# TO DO:
Only the text of the entries below should be returned, exactly as given, without pictures.

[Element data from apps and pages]

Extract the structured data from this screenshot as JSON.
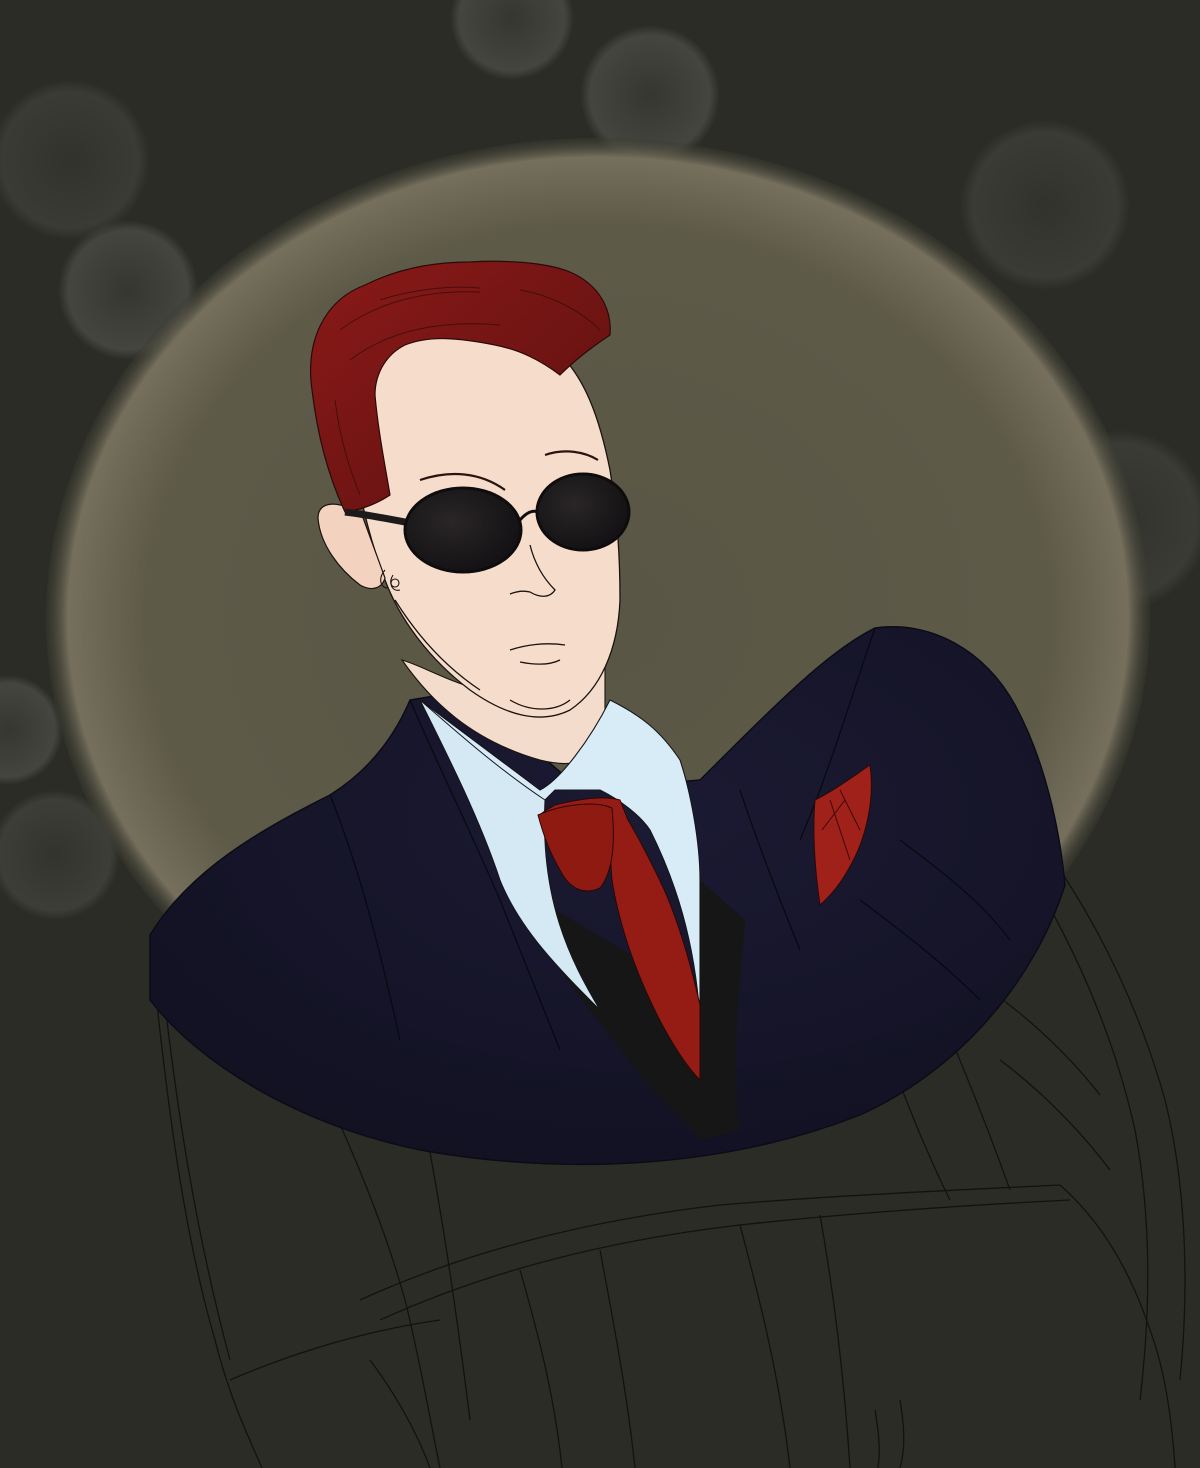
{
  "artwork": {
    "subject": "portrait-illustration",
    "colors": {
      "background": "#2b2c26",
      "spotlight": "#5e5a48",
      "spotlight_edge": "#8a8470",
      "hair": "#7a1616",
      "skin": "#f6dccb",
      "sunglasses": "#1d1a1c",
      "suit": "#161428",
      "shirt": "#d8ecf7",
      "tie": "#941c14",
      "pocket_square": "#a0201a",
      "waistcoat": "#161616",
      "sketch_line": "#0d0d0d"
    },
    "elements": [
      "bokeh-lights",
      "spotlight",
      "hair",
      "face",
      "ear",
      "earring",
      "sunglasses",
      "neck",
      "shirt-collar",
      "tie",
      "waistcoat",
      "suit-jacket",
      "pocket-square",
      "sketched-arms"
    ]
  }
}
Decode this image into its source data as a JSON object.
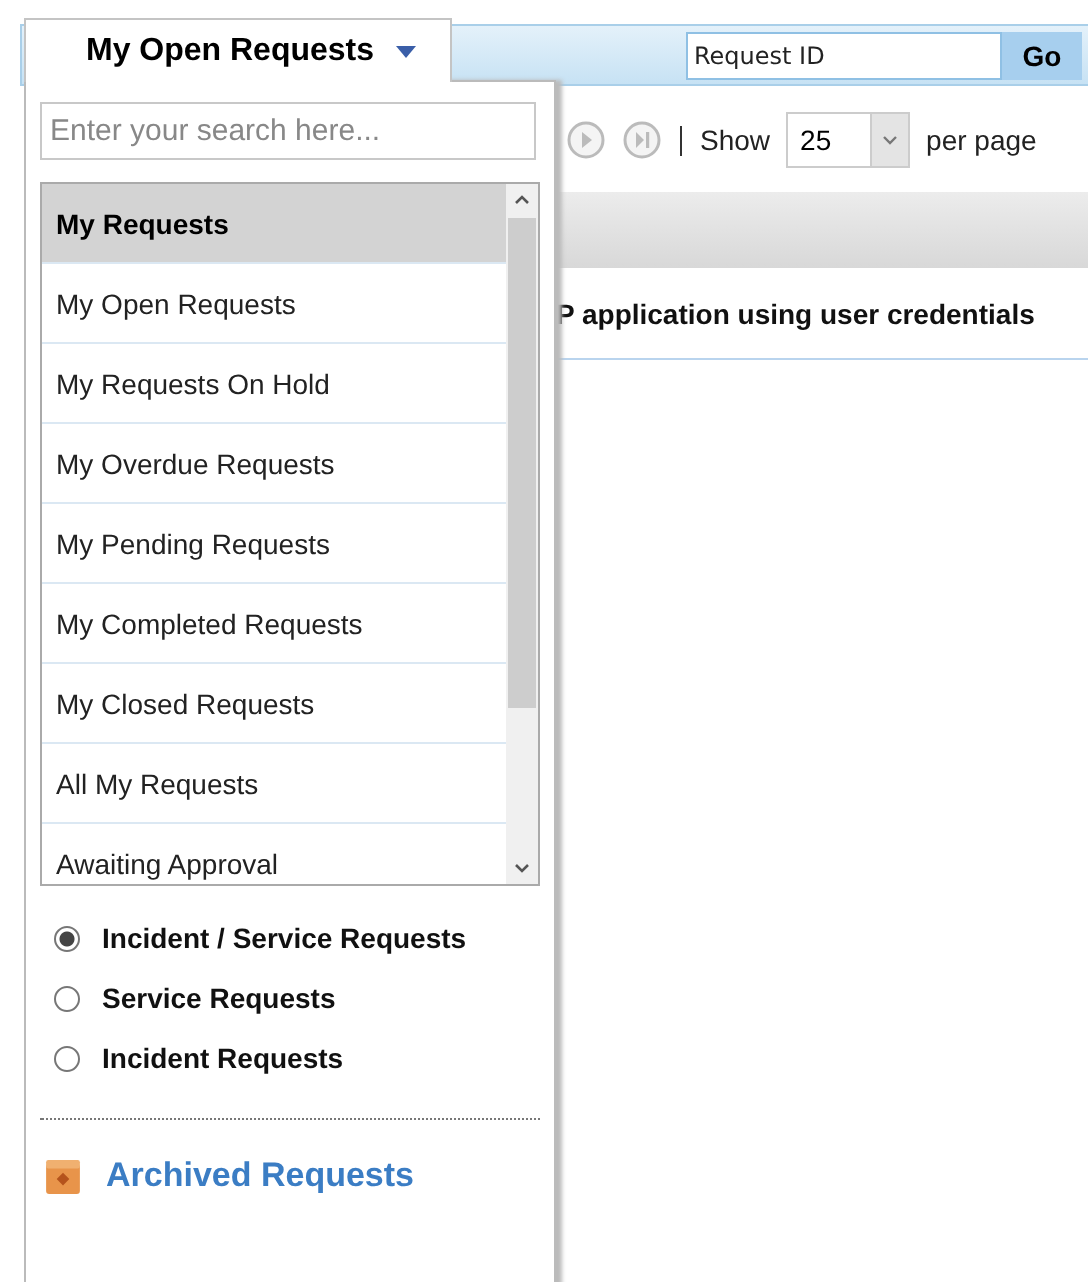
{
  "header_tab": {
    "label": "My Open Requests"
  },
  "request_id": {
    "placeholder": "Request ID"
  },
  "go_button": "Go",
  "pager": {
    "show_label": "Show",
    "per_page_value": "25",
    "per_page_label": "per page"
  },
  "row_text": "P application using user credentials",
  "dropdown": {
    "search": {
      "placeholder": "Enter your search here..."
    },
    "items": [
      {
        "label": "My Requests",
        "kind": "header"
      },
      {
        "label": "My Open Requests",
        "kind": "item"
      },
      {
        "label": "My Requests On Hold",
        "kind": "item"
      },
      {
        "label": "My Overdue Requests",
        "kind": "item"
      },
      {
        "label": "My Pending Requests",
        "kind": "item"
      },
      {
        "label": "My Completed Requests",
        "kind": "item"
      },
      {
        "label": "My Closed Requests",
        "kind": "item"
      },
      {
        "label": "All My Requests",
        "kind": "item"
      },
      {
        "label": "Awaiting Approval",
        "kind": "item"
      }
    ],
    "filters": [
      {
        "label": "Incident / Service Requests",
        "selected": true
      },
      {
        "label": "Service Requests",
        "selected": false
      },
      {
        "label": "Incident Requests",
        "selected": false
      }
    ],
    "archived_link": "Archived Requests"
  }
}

# WRITTEN SOLUTION:
Extract the structured data from this screenshot as JSON.
{
  "artwork": {
    "subject": "portrait-illustration",
    "colors": {
      "background": "#2b2c26",
      "spotlight": "#5e5a48",
      "spotlight_edge": "#8a8470",
      "hair": "#7a1616",
      "skin": "#f6dccb",
      "sunglasses": "#1d1a1c",
      "suit": "#161428",
      "shirt": "#d8ecf7",
      "tie": "#941c14",
      "pocket_square": "#a0201a",
      "waistcoat": "#161616",
      "sketch_line": "#0d0d0d"
    },
    "elements": [
      "bokeh-lights",
      "spotlight",
      "hair",
      "face",
      "ear",
      "earring",
      "sunglasses",
      "neck",
      "shirt-collar",
      "tie",
      "waistcoat",
      "suit-jacket",
      "pocket-square",
      "sketched-arms"
    ]
  }
}
Decode this image into its source data as a JSON object.
{
  "header_tab": {
    "label": "My Open Requests"
  },
  "request_id": {
    "placeholder": "Request ID"
  },
  "go_button": "Go",
  "pager": {
    "show_label": "Show",
    "per_page_value": "25",
    "per_page_label": "per page"
  },
  "row_text": "P application using user credentials",
  "dropdown": {
    "search": {
      "placeholder": "Enter your search here..."
    },
    "items": [
      {
        "label": "My Requests",
        "kind": "header"
      },
      {
        "label": "My Open Requests",
        "kind": "item"
      },
      {
        "label": "My Requests On Hold",
        "kind": "item"
      },
      {
        "label": "My Overdue Requests",
        "kind": "item"
      },
      {
        "label": "My Pending Requests",
        "kind": "item"
      },
      {
        "label": "My Completed Requests",
        "kind": "item"
      },
      {
        "label": "My Closed Requests",
        "kind": "item"
      },
      {
        "label": "All My Requests",
        "kind": "item"
      },
      {
        "label": "Awaiting Approval",
        "kind": "item"
      }
    ],
    "filters": [
      {
        "label": "Incident / Service Requests",
        "selected": true
      },
      {
        "label": "Service Requests",
        "selected": false
      },
      {
        "label": "Incident Requests",
        "selected": false
      }
    ],
    "archived_link": "Archived Requests"
  }
}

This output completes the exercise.